» **TASK STATEMENT**
Wherever the word "Collaboration" occurs in the listing below, copy that whole line.

» **DATA SUPPLIED**
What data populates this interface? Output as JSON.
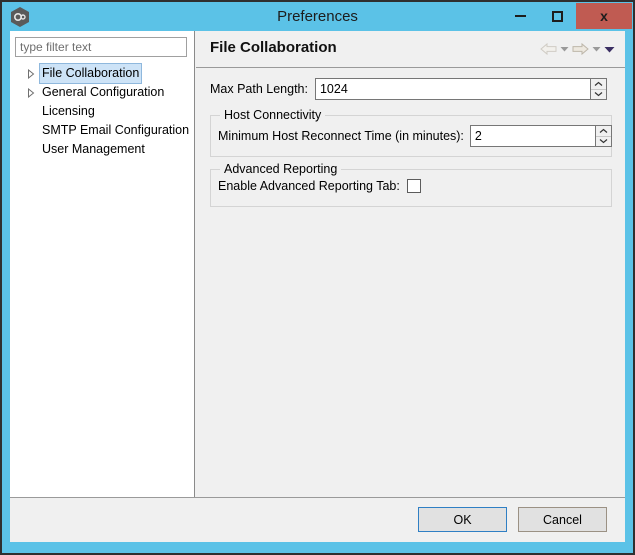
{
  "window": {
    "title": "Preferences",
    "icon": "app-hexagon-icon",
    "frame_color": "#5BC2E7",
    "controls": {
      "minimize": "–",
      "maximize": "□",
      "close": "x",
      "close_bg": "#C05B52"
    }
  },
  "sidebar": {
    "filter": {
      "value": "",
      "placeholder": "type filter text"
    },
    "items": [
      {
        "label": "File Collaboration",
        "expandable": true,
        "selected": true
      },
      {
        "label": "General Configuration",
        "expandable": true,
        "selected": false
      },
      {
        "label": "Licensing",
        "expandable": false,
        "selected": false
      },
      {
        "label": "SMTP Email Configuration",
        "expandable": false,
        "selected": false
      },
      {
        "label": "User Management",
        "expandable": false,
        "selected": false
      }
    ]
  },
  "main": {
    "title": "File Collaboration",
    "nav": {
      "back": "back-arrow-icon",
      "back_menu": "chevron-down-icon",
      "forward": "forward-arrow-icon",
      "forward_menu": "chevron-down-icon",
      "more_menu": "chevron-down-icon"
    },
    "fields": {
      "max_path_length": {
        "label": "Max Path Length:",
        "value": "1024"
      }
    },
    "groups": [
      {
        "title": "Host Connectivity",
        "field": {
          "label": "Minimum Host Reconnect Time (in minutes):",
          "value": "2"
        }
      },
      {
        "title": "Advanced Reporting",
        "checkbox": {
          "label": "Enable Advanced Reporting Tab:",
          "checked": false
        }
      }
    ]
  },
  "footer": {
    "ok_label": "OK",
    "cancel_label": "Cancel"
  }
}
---
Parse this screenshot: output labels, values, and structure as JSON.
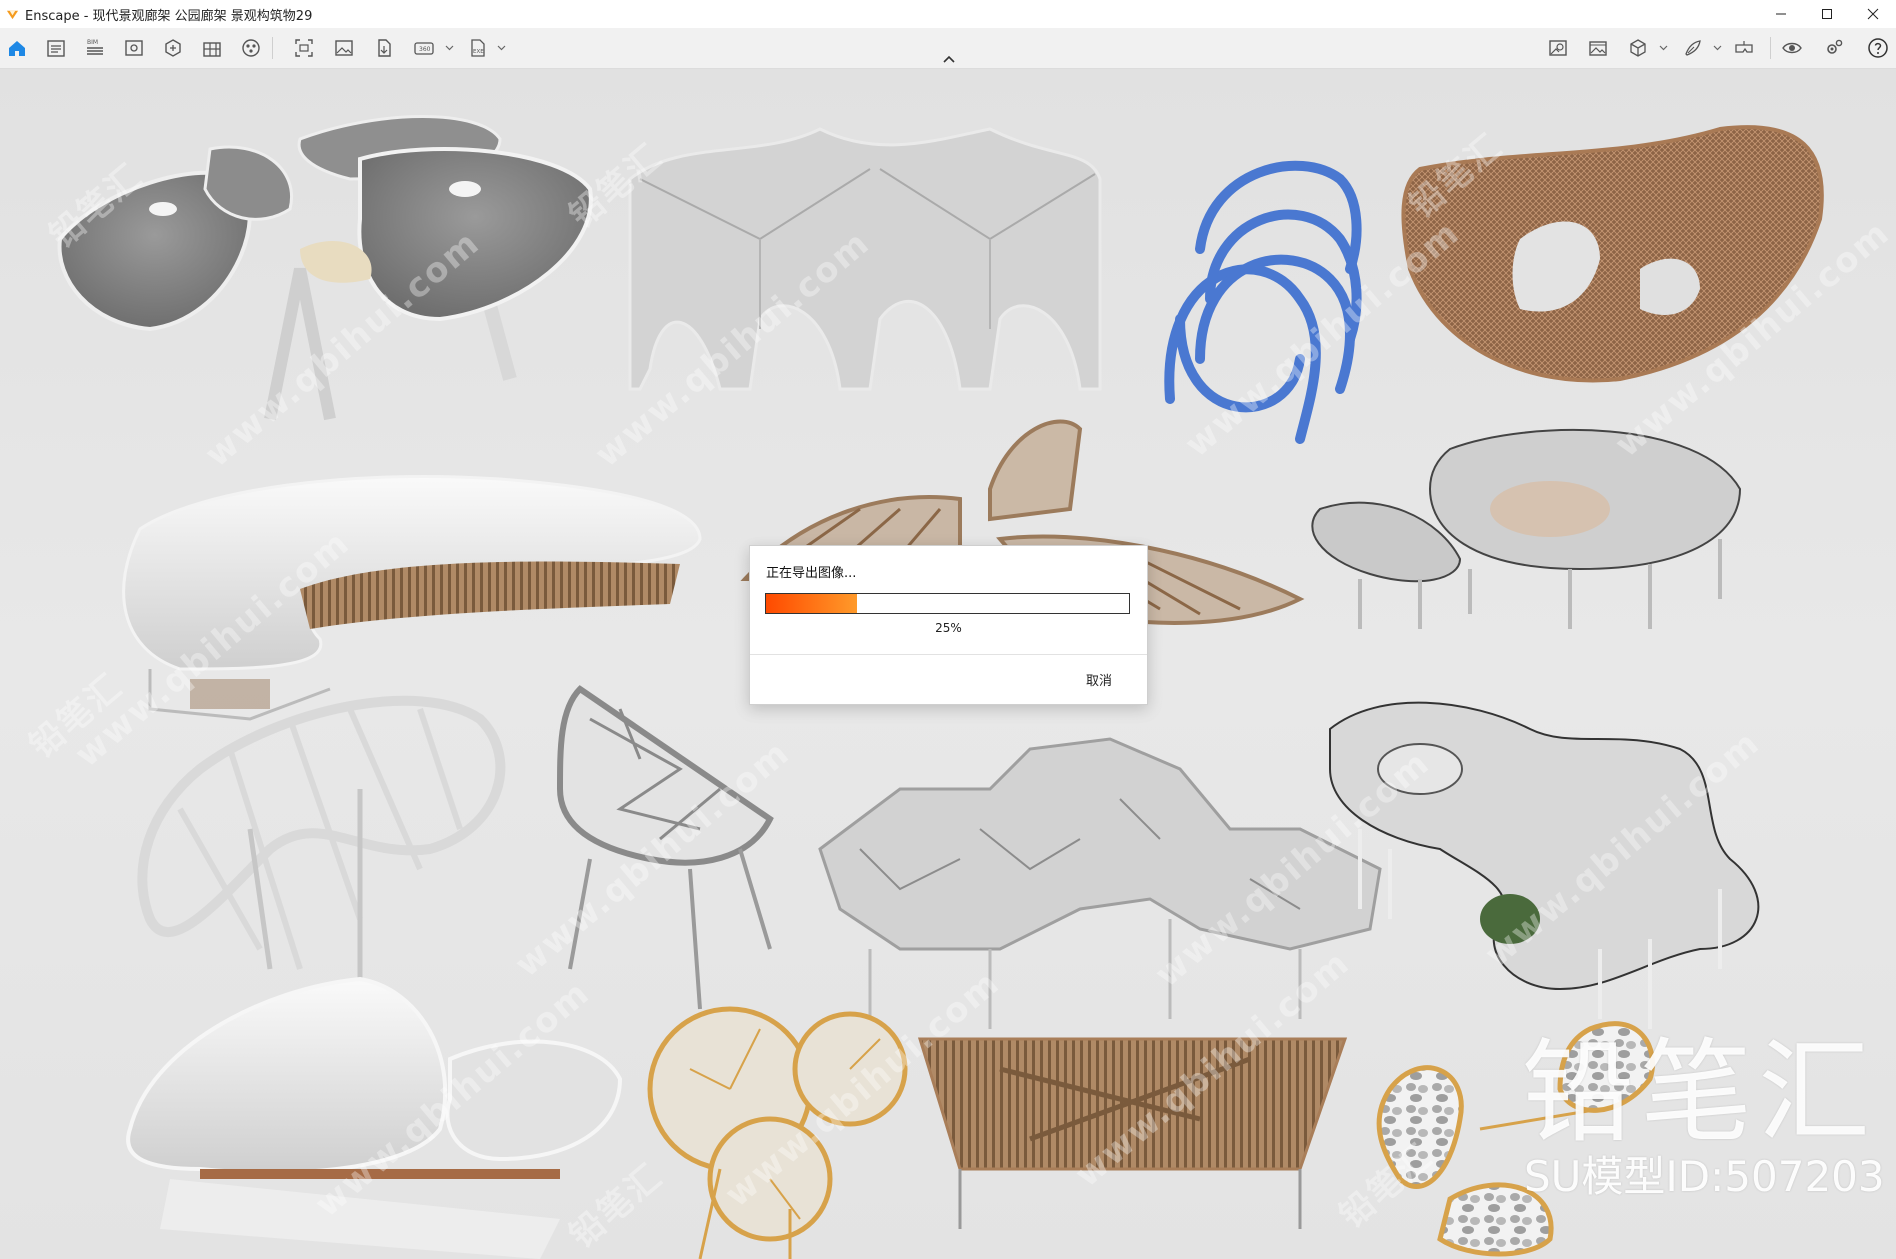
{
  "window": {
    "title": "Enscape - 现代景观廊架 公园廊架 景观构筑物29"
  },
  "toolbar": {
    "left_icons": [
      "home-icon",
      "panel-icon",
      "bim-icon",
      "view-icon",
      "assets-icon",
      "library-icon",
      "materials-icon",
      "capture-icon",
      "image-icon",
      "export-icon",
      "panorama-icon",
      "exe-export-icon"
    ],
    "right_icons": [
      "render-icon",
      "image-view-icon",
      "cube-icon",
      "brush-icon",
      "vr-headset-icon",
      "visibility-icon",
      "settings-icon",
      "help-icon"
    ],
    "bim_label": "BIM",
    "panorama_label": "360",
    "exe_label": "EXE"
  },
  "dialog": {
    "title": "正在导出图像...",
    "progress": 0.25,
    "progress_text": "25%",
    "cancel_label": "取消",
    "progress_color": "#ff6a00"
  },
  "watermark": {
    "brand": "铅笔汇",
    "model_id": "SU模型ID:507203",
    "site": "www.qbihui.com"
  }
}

» **WRITTEN REPLY**
        "label": "File Collaboration",
    "title": "File Collaboration",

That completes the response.